This morning I woke up at 5 a.m to meet up with my nephew, Levi. He was about to start his second day of headstart. But, this morning was special because, he was getting on the school bus for the very first time in his life. I think that I was more excited than he was. I brought him his favorite donuts and we had a wonderful morning.
I think that Levi has spent enough time with me that he now poses for the camera. The shots above were taken as we were anxiously awaiting the arrival of the school bus.
The time has come for Little Levi to be a big boy and hug his Mommy good-bye. We hear the school bus turn the corner and it is on its way to pick him up.

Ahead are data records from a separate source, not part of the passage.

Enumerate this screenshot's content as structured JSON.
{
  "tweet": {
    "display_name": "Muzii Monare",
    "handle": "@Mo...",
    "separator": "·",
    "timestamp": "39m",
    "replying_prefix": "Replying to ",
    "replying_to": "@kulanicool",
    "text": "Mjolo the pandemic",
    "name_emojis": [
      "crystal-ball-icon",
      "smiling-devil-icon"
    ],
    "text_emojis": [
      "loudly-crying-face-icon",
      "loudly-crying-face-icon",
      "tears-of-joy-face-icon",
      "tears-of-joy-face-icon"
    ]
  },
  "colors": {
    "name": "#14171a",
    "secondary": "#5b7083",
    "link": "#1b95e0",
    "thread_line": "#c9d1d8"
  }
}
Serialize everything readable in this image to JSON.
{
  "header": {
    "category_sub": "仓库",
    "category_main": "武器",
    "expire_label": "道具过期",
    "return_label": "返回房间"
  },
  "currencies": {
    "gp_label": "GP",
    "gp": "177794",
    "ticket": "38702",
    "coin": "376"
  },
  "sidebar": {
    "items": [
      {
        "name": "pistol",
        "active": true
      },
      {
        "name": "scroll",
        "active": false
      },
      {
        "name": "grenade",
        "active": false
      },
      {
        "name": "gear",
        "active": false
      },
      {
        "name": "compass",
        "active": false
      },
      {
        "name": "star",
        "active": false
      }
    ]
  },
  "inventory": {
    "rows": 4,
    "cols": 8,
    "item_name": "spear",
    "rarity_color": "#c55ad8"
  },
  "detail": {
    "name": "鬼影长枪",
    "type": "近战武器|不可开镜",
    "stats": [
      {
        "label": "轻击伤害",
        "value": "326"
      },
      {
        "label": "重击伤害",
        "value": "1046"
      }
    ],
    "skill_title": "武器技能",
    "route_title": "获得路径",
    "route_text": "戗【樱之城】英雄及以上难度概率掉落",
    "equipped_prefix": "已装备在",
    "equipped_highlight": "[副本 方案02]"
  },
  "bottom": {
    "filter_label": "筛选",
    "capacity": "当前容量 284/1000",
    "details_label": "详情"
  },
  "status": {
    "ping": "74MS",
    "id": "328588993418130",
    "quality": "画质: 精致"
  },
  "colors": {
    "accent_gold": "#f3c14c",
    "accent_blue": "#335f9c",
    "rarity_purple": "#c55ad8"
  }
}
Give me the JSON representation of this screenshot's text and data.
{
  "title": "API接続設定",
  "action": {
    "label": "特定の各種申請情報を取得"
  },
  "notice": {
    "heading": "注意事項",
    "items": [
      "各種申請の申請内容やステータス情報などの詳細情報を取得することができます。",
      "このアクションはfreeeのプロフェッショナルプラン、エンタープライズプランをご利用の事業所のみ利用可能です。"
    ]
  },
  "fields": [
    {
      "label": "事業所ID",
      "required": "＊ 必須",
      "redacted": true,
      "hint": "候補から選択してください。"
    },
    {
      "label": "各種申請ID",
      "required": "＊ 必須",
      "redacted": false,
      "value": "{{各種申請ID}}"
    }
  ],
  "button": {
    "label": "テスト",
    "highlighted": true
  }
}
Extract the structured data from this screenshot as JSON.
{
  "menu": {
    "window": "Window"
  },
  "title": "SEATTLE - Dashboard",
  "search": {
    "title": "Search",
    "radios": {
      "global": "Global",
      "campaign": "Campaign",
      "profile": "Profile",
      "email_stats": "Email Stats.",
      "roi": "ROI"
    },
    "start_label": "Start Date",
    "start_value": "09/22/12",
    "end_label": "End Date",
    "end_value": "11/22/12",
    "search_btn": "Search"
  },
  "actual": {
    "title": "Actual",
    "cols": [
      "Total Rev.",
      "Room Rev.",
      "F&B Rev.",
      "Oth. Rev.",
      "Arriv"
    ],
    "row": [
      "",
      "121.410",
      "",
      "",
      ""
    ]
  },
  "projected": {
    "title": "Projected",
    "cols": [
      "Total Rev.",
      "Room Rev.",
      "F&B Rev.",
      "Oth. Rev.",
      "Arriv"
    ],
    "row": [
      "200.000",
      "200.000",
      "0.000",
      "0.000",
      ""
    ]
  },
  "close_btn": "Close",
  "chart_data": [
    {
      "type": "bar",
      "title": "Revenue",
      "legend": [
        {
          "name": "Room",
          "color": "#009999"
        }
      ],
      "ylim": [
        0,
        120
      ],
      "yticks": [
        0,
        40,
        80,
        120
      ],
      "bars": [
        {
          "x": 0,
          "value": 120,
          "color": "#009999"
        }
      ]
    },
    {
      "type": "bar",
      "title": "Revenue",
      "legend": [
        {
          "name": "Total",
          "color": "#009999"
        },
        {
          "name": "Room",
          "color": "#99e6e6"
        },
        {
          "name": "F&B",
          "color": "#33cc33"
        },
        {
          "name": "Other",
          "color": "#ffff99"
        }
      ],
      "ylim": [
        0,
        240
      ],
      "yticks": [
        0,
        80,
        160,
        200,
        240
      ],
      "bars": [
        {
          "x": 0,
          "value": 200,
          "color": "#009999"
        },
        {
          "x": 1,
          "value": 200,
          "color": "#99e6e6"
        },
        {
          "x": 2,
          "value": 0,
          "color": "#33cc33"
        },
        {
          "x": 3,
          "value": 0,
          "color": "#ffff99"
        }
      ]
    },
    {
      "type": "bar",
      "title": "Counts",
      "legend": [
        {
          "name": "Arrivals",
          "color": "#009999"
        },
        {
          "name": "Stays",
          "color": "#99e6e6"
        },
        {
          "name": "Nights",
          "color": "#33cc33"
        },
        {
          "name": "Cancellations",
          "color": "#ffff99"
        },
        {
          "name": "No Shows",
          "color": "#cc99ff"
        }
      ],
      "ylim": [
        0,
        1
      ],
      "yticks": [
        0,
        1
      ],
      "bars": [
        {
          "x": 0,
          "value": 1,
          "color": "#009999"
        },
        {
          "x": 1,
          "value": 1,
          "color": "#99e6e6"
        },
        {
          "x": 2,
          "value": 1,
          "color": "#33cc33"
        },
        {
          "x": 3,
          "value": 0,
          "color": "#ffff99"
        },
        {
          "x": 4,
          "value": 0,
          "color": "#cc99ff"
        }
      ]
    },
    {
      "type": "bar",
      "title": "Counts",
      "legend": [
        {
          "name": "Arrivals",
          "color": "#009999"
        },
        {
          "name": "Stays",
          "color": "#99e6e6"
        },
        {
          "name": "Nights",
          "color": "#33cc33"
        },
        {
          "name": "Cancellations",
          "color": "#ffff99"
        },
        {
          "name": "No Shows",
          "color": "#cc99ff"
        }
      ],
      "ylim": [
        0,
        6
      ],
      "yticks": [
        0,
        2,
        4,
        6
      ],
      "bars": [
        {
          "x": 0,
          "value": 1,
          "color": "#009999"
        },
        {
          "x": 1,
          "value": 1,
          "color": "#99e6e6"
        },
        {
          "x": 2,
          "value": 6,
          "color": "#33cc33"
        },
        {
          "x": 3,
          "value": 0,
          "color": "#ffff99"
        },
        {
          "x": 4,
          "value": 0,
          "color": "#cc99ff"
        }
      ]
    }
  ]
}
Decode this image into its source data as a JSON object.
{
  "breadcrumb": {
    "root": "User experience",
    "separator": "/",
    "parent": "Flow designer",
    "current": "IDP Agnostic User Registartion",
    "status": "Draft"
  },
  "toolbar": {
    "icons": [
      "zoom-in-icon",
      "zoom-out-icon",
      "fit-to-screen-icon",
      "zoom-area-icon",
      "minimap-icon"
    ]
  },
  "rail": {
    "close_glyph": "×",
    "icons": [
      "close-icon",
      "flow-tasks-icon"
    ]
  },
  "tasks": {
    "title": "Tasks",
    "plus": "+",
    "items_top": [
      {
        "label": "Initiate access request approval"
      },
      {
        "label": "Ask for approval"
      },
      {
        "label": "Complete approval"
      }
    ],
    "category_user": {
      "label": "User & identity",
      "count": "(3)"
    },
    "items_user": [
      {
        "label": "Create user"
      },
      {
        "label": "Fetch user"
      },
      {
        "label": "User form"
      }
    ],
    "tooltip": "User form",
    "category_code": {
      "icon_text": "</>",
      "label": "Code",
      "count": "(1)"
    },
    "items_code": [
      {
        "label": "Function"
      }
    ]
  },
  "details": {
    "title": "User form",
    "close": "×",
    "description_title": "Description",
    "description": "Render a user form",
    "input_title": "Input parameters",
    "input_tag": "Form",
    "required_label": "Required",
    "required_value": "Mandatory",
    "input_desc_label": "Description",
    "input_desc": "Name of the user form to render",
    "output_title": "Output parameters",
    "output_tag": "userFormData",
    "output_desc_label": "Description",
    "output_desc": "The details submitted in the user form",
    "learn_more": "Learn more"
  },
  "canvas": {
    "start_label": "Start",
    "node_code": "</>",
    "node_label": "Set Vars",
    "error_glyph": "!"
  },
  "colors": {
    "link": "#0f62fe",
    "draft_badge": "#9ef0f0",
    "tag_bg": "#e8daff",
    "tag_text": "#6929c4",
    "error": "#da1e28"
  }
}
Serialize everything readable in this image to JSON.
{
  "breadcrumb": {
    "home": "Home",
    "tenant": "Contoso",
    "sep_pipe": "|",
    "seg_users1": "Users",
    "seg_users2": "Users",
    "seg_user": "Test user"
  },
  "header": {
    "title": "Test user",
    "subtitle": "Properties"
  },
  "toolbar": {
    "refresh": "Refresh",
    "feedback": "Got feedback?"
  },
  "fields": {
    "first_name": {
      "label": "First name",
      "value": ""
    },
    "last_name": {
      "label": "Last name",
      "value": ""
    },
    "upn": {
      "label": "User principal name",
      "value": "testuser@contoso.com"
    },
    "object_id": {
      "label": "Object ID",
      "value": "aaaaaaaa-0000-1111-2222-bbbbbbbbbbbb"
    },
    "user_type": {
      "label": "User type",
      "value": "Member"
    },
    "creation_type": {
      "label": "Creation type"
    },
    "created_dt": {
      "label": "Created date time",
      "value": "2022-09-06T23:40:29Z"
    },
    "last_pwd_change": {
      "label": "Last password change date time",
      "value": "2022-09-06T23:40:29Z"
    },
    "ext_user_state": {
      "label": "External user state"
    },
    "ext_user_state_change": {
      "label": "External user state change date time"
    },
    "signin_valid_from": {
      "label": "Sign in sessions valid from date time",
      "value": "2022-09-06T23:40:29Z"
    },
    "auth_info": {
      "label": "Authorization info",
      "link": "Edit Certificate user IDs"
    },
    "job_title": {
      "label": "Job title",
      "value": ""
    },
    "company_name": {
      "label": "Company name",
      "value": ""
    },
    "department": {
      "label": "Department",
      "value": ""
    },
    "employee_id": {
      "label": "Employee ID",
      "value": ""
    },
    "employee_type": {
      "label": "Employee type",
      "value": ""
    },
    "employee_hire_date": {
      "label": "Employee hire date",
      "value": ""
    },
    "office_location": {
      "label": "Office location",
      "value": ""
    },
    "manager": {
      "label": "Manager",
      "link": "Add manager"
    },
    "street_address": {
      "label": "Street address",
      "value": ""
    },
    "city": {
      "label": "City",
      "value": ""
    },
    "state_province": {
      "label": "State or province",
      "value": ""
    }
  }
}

The big yellow bus is here and off he goes.
Photos By: Aunt Harmony
The studio we rent recently had a new roof put on. This disrupted things for a few days but overall it wasn't too bad. Yesterday I drove into the studio parking lot and there was this palate leaning against the fence. It really caught my eye. I think the marks are from tar paper rolls. This made me think of all the hipstamatic pictures being taken of mundane things that suddenly look really great with in these funky retro looking photos. I still don't have that iphone I've been talking about getting for so long now, so I took out my slightly more expensive camera and made a picture of it. Its one of those things....is this really a picture worth looking at, or for that matter even taking and posting and writing probably far too many words about? Is it beautiful? and if its not worth taking a picture of why did it catch my eye in the first place? I admit I do seem to have my attention grabbed by the unusual. I also thought about natural 'drawing'. Things that leave an impression of themselves in some marks on surfaces. We're coming up on that time of year when leaves will start falling. Ever see what happens on concrete when a leaf lands on it and is wet so it sticks there for awhile. When it finally dries enough an leaves there is usually a really beautiful impression that looks like a rubbing or a drawing left behind. This reminded me of that. I speak with my friends all the time about how even though I'm a professional photographer getting paid to do what I do, I still think about the hobby of photography as well--that which we do for the pure joy of it--no strings attached. Thats why I take time to make pictures like this--the pure joy of making photographs of what I see. Photograph by Richard Sayer.